A hash table organizes data so you can quickly look up values for a given key.
- Fast lookups. Lookups take time on average.
- Flexible keys. Most data types can be used for keys, as long as they're hashable.
- Slow worst-case lookups. Lookups take time in the worst case.
- Unordered. Keys aren't stored in a special order. If you're looking for the smallest key, the largest key, or all the keys in a range, you'll need to look through every key to find it.
- Single-directional lookups. While you can look up the value for a given key in time, looking up the keys for a given value requires looping through the whole dataset— time.
- Not cache-friendly. Many hash table implementations use linked lists, which don't put data next to each other in memory.
Hash maps are built on arrays
Arrays are pretty similar to hash maps already. Arrays let you quickly look up the value for a given "key" . . . except the keys are called "indices," and we don't get to pick them—they're always sequential integers (0, 1, 2, 3, etc).
Think of a hash map as a "hack" on top of an array to let us use flexible keys instead of being stuck with sequential integer "indices."
All we need is a function to convert a key into an array index (an integer). That function is called a hashing function.
To look up the value for a given key, we just run the key through our hashing function to get the index to go to in our underlying array to grab the value.
How does that hashing function work? There are a few different approaches, and they can get pretty complicated. But here's a simple proof of concept:
Grab the number value for each character and add those up.
The result is 429. But what if we only have 30 slots in our array? We'll use a common trick for forcing a number into a specific range: the modulus operator (%). Modding our sum by 30 ensures we get a whole number that's less than 30 (and at least 0):
The hashing functions used in modern systems get pretty complicated—the one we used here is a simplified example.
What if two keys hash to the same index in our array? In our example above, look at "lies" and "foes":
They both sum up to 429! So of course they'll have the same answer when we mod by 30:
This is called a hash collision. There are a few different strategies for dealing with them.
Here's a common one: instead of storing the actual values in our array, let's have each array slot hold a pointer to a linked list holding the values for all the keys that hash to that index:

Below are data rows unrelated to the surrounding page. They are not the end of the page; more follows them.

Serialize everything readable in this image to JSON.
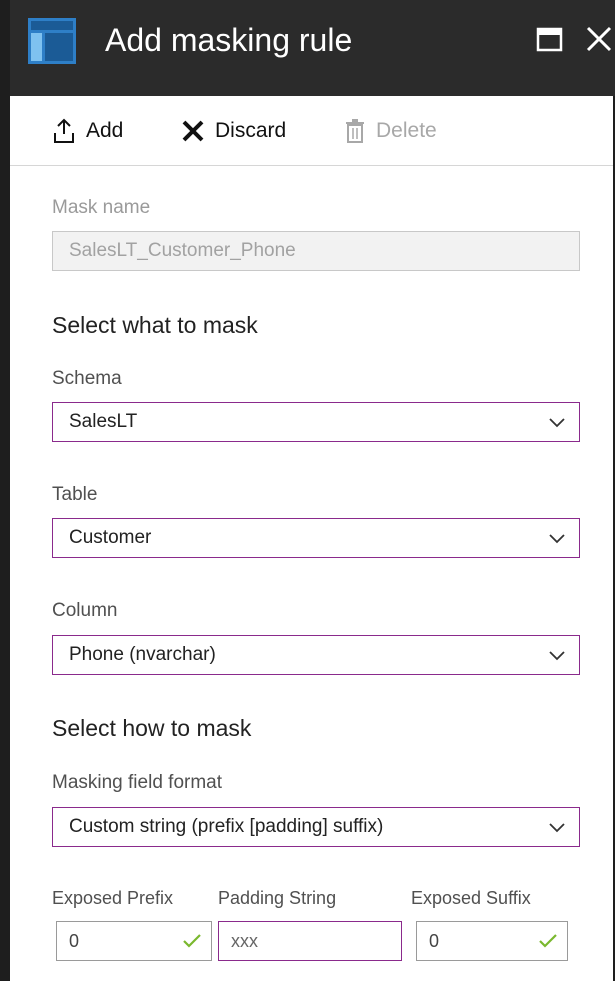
{
  "window": {
    "title": "Add masking rule"
  },
  "toolbar": {
    "add_label": "Add",
    "discard_label": "Discard",
    "delete_label": "Delete"
  },
  "form": {
    "mask_name": {
      "label": "Mask name",
      "value": "SalesLT_Customer_Phone"
    },
    "what_section": "Select what to mask",
    "schema": {
      "label": "Schema",
      "value": "SalesLT"
    },
    "table": {
      "label": "Table",
      "value": "Customer"
    },
    "column": {
      "label": "Column",
      "value": "Phone (nvarchar)"
    },
    "how_section": "Select how to mask",
    "format": {
      "label": "Masking field format",
      "value": "Custom string (prefix [padding] suffix)"
    },
    "exposed_prefix": {
      "label": "Exposed Prefix",
      "value": "0"
    },
    "padding_string": {
      "label": "Padding String",
      "value": "xxx"
    },
    "exposed_suffix": {
      "label": "Exposed Suffix",
      "value": "0"
    }
  },
  "colors": {
    "titlebar": "#2b2b2b",
    "accent_border": "#8a2a8c",
    "valid_check": "#7ab82e",
    "icon_blue": "#2e7fc7"
  }
}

Notice that we included the keys as well as the values in each linked list node. Otherwise we wouldn't know which key was for which value!
There are other ways to deal with hash collisions. This is just one of them.

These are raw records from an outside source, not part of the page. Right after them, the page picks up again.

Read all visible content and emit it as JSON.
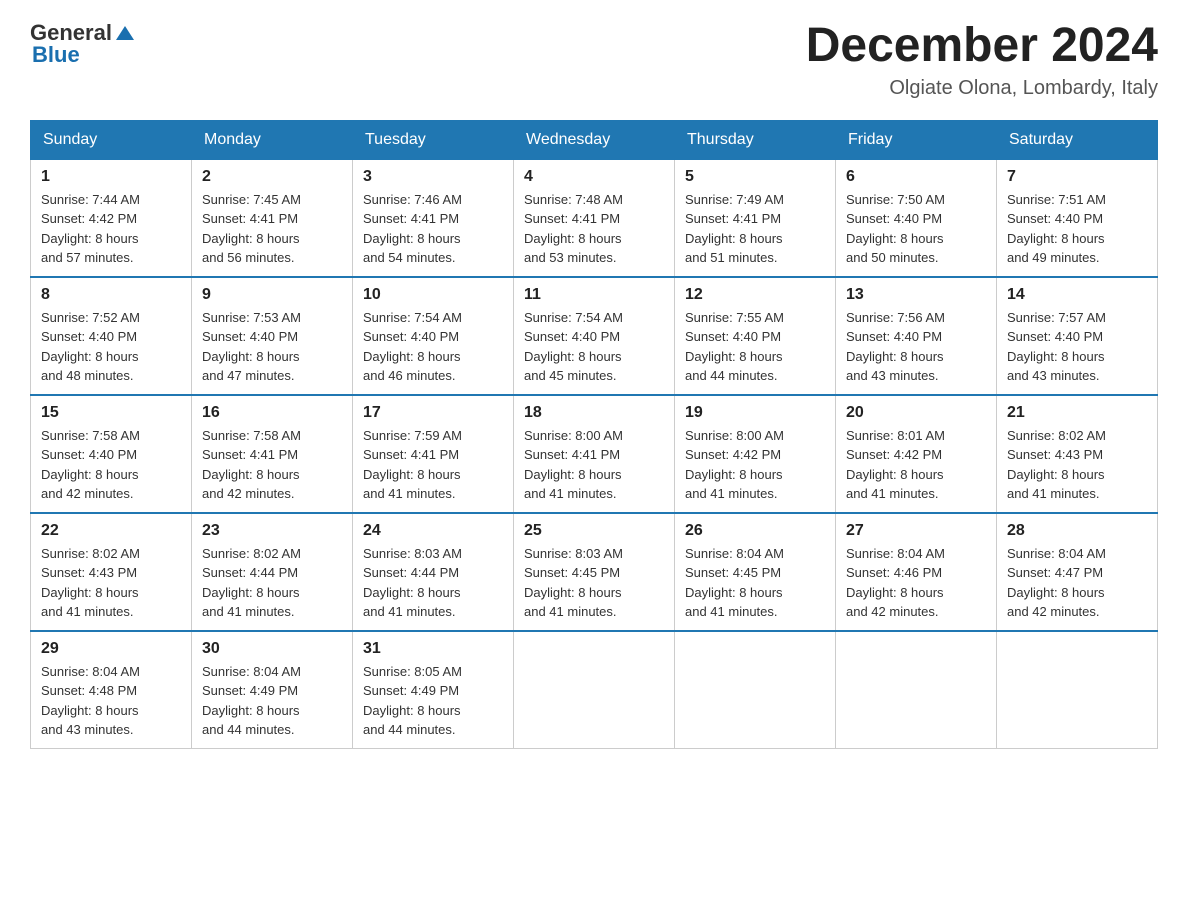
{
  "header": {
    "logo_general": "General",
    "logo_blue": "Blue",
    "month_title": "December 2024",
    "location": "Olgiate Olona, Lombardy, Italy"
  },
  "days_of_week": [
    "Sunday",
    "Monday",
    "Tuesday",
    "Wednesday",
    "Thursday",
    "Friday",
    "Saturday"
  ],
  "weeks": [
    [
      {
        "day": "1",
        "info": "Sunrise: 7:44 AM\nSunset: 4:42 PM\nDaylight: 8 hours\nand 57 minutes."
      },
      {
        "day": "2",
        "info": "Sunrise: 7:45 AM\nSunset: 4:41 PM\nDaylight: 8 hours\nand 56 minutes."
      },
      {
        "day": "3",
        "info": "Sunrise: 7:46 AM\nSunset: 4:41 PM\nDaylight: 8 hours\nand 54 minutes."
      },
      {
        "day": "4",
        "info": "Sunrise: 7:48 AM\nSunset: 4:41 PM\nDaylight: 8 hours\nand 53 minutes."
      },
      {
        "day": "5",
        "info": "Sunrise: 7:49 AM\nSunset: 4:41 PM\nDaylight: 8 hours\nand 51 minutes."
      },
      {
        "day": "6",
        "info": "Sunrise: 7:50 AM\nSunset: 4:40 PM\nDaylight: 8 hours\nand 50 minutes."
      },
      {
        "day": "7",
        "info": "Sunrise: 7:51 AM\nSunset: 4:40 PM\nDaylight: 8 hours\nand 49 minutes."
      }
    ],
    [
      {
        "day": "8",
        "info": "Sunrise: 7:52 AM\nSunset: 4:40 PM\nDaylight: 8 hours\nand 48 minutes."
      },
      {
        "day": "9",
        "info": "Sunrise: 7:53 AM\nSunset: 4:40 PM\nDaylight: 8 hours\nand 47 minutes."
      },
      {
        "day": "10",
        "info": "Sunrise: 7:54 AM\nSunset: 4:40 PM\nDaylight: 8 hours\nand 46 minutes."
      },
      {
        "day": "11",
        "info": "Sunrise: 7:54 AM\nSunset: 4:40 PM\nDaylight: 8 hours\nand 45 minutes."
      },
      {
        "day": "12",
        "info": "Sunrise: 7:55 AM\nSunset: 4:40 PM\nDaylight: 8 hours\nand 44 minutes."
      },
      {
        "day": "13",
        "info": "Sunrise: 7:56 AM\nSunset: 4:40 PM\nDaylight: 8 hours\nand 43 minutes."
      },
      {
        "day": "14",
        "info": "Sunrise: 7:57 AM\nSunset: 4:40 PM\nDaylight: 8 hours\nand 43 minutes."
      }
    ],
    [
      {
        "day": "15",
        "info": "Sunrise: 7:58 AM\nSunset: 4:40 PM\nDaylight: 8 hours\nand 42 minutes."
      },
      {
        "day": "16",
        "info": "Sunrise: 7:58 AM\nSunset: 4:41 PM\nDaylight: 8 hours\nand 42 minutes."
      },
      {
        "day": "17",
        "info": "Sunrise: 7:59 AM\nSunset: 4:41 PM\nDaylight: 8 hours\nand 41 minutes."
      },
      {
        "day": "18",
        "info": "Sunrise: 8:00 AM\nSunset: 4:41 PM\nDaylight: 8 hours\nand 41 minutes."
      },
      {
        "day": "19",
        "info": "Sunrise: 8:00 AM\nSunset: 4:42 PM\nDaylight: 8 hours\nand 41 minutes."
      },
      {
        "day": "20",
        "info": "Sunrise: 8:01 AM\nSunset: 4:42 PM\nDaylight: 8 hours\nand 41 minutes."
      },
      {
        "day": "21",
        "info": "Sunrise: 8:02 AM\nSunset: 4:43 PM\nDaylight: 8 hours\nand 41 minutes."
      }
    ],
    [
      {
        "day": "22",
        "info": "Sunrise: 8:02 AM\nSunset: 4:43 PM\nDaylight: 8 hours\nand 41 minutes."
      },
      {
        "day": "23",
        "info": "Sunrise: 8:02 AM\nSunset: 4:44 PM\nDaylight: 8 hours\nand 41 minutes."
      },
      {
        "day": "24",
        "info": "Sunrise: 8:03 AM\nSunset: 4:44 PM\nDaylight: 8 hours\nand 41 minutes."
      },
      {
        "day": "25",
        "info": "Sunrise: 8:03 AM\nSunset: 4:45 PM\nDaylight: 8 hours\nand 41 minutes."
      },
      {
        "day": "26",
        "info": "Sunrise: 8:04 AM\nSunset: 4:45 PM\nDaylight: 8 hours\nand 41 minutes."
      },
      {
        "day": "27",
        "info": "Sunrise: 8:04 AM\nSunset: 4:46 PM\nDaylight: 8 hours\nand 42 minutes."
      },
      {
        "day": "28",
        "info": "Sunrise: 8:04 AM\nSunset: 4:47 PM\nDaylight: 8 hours\nand 42 minutes."
      }
    ],
    [
      {
        "day": "29",
        "info": "Sunrise: 8:04 AM\nSunset: 4:48 PM\nDaylight: 8 hours\nand 43 minutes."
      },
      {
        "day": "30",
        "info": "Sunrise: 8:04 AM\nSunset: 4:49 PM\nDaylight: 8 hours\nand 44 minutes."
      },
      {
        "day": "31",
        "info": "Sunrise: 8:05 AM\nSunset: 4:49 PM\nDaylight: 8 hours\nand 44 minutes."
      },
      {
        "day": "",
        "info": ""
      },
      {
        "day": "",
        "info": ""
      },
      {
        "day": "",
        "info": ""
      },
      {
        "day": "",
        "info": ""
      }
    ]
  ]
}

When hash table operations cost time
If all our keys caused hash collisions, we'd be at risk of having to walk through all of our values for a single lookup (in the example above, we'd have one big linked list). This is unlikely, but it could happen. That's the worst case.
Dynamic array resizing
Suppose we keep adding more items to our hash map. As the number of keys and values in our hash map exceeds the number of indices in the underlying array, hash collisions become inevitable.
To mitigate this, we could expand our underlying array whenever things start to get crowded. That requires allocating a larger array and rehashing all of our existing keys to figure out their new position— time.
A set is like a hash map except it only stores keys, without values.
Sets often come up when we're tracking groups of items—nodes we've visited in a graph, characters we've seen in a string, or colors used by neighboring nodes. Usually, we're interested in whether something is in a set or not.
Sets are usually implemented very similarly to hash maps—using hashing to index into an array—but they don't have to worry about storing values alongside keys.